START Material to process

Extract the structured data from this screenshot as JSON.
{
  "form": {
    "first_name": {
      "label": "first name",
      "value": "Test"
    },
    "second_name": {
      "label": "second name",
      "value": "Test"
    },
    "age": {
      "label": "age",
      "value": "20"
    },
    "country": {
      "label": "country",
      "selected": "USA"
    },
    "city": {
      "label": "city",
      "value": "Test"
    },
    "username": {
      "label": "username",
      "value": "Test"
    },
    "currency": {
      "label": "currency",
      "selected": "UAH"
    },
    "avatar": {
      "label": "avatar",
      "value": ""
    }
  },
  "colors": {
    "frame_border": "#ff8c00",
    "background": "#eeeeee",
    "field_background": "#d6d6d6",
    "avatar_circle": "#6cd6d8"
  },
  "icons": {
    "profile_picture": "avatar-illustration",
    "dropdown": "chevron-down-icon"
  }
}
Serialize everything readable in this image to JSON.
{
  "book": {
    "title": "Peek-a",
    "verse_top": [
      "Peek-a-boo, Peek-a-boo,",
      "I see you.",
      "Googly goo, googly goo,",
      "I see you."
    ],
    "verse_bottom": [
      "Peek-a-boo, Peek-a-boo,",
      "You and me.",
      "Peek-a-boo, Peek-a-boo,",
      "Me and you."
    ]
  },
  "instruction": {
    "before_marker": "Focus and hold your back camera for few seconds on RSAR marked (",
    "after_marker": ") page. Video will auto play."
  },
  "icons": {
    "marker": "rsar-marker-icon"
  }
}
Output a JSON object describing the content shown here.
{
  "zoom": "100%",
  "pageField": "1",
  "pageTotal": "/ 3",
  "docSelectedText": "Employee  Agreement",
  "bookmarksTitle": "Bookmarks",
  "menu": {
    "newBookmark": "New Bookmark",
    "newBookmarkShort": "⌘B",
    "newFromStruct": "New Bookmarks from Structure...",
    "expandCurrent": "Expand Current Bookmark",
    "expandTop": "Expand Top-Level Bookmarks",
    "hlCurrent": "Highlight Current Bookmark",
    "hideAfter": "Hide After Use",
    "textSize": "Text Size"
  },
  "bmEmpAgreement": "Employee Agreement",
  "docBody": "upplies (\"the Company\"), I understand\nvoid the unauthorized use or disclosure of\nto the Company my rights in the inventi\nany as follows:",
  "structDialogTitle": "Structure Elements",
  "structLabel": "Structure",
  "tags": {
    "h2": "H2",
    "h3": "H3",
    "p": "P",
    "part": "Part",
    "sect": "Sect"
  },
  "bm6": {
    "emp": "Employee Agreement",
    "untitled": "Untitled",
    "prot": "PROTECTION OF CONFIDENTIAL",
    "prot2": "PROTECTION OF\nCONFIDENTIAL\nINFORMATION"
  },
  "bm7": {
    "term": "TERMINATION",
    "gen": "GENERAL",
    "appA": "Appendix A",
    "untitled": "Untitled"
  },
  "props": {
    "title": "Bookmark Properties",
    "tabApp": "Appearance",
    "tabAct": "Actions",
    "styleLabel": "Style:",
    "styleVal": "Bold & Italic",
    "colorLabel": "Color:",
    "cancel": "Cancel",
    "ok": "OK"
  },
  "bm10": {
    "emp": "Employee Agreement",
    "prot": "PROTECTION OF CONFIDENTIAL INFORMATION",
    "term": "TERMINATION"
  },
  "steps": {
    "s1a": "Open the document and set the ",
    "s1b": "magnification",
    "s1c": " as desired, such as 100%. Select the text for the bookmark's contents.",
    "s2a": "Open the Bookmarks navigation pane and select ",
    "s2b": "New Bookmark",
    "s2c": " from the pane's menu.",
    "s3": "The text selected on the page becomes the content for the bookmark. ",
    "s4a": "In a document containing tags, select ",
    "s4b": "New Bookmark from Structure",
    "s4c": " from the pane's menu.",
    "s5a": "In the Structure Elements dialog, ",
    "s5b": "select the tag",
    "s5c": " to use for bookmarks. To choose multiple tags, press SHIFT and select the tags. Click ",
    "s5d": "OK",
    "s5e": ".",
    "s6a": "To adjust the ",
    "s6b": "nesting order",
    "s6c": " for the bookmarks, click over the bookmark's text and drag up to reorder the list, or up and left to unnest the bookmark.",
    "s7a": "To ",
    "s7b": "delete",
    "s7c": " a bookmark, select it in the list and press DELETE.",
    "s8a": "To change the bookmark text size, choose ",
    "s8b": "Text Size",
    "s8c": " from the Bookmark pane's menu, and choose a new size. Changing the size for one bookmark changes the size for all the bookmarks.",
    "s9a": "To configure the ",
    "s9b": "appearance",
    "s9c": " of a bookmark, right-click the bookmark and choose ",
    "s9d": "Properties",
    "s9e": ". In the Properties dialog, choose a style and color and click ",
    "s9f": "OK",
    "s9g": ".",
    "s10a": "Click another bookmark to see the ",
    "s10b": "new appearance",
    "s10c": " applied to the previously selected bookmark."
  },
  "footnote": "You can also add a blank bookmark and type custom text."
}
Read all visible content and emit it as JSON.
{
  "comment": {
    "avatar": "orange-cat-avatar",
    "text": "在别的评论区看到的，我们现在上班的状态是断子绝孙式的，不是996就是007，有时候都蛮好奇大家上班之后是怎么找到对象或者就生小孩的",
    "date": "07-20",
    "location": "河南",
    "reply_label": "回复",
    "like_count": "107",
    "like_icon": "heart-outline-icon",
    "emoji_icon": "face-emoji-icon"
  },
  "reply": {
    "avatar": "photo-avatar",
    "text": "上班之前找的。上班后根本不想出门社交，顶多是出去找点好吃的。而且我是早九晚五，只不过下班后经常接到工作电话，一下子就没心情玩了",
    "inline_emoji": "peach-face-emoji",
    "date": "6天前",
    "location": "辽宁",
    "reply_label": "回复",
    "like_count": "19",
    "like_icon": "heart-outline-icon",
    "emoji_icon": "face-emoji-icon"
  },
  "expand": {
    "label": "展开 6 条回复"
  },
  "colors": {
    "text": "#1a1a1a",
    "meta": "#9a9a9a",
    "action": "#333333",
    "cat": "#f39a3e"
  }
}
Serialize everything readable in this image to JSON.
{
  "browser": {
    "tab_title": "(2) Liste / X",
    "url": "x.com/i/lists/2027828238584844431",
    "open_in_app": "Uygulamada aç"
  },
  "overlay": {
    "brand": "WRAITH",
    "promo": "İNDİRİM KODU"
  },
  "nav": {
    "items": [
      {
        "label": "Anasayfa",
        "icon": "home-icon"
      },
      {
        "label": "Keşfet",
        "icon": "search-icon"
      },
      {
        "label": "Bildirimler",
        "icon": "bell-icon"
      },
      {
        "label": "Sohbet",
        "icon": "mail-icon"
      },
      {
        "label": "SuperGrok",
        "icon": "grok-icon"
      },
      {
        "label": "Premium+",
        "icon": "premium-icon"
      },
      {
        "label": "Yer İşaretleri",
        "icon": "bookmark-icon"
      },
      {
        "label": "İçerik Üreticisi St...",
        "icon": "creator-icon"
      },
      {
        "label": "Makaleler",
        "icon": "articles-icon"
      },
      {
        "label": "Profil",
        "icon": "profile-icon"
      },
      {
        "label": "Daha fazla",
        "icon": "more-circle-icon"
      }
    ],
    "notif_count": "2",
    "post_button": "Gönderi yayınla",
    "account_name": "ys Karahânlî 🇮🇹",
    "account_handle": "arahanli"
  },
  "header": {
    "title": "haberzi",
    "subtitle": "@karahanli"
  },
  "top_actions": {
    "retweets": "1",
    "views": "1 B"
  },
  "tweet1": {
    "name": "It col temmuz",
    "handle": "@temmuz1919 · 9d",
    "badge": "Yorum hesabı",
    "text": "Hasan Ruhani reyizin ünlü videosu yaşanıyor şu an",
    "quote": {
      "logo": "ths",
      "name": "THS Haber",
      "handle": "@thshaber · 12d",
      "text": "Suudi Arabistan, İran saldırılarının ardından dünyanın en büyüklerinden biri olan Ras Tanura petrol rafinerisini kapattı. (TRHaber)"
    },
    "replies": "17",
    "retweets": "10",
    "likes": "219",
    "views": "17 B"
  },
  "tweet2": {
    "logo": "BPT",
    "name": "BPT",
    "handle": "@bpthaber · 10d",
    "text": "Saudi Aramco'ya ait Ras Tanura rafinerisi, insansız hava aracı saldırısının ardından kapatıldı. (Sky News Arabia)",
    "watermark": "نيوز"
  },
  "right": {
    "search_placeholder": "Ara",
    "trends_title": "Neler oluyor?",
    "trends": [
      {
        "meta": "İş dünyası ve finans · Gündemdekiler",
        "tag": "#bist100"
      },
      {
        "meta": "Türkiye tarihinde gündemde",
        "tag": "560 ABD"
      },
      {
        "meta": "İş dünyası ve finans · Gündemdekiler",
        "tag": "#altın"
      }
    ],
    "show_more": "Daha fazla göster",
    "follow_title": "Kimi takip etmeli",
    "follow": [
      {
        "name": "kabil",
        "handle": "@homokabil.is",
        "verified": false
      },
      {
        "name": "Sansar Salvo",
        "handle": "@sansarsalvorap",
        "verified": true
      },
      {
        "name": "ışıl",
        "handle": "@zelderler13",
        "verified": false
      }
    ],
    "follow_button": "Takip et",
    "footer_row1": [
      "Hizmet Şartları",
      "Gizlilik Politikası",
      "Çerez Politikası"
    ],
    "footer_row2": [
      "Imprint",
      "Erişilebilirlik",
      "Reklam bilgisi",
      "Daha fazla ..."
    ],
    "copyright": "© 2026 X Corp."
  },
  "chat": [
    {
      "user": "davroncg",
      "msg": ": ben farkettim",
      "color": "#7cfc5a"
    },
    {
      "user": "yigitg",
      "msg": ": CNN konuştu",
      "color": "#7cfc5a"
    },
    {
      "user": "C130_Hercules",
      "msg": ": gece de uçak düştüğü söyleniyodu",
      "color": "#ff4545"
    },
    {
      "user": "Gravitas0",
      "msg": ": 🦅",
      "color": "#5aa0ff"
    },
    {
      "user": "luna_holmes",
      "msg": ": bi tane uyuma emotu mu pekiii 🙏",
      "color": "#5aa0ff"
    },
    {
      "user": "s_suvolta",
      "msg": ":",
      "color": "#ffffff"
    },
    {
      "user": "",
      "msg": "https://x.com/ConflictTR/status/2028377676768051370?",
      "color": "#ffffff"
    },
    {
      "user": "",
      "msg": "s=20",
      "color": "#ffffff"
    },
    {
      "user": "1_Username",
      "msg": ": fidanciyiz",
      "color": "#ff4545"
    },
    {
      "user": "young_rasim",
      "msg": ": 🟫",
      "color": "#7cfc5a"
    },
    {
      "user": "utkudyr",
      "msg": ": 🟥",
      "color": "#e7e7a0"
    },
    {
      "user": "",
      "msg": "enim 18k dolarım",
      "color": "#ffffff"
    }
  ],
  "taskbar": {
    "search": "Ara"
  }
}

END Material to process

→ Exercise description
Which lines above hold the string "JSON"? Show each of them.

→ Task result
Extract the structured data from this screenshot as JSON.
Serialize everything readable in this image to JSON.
Output a JSON object describing the content shown here.
Read all visible content and emit it as JSON.
Serialize everything readable in this image to JSON.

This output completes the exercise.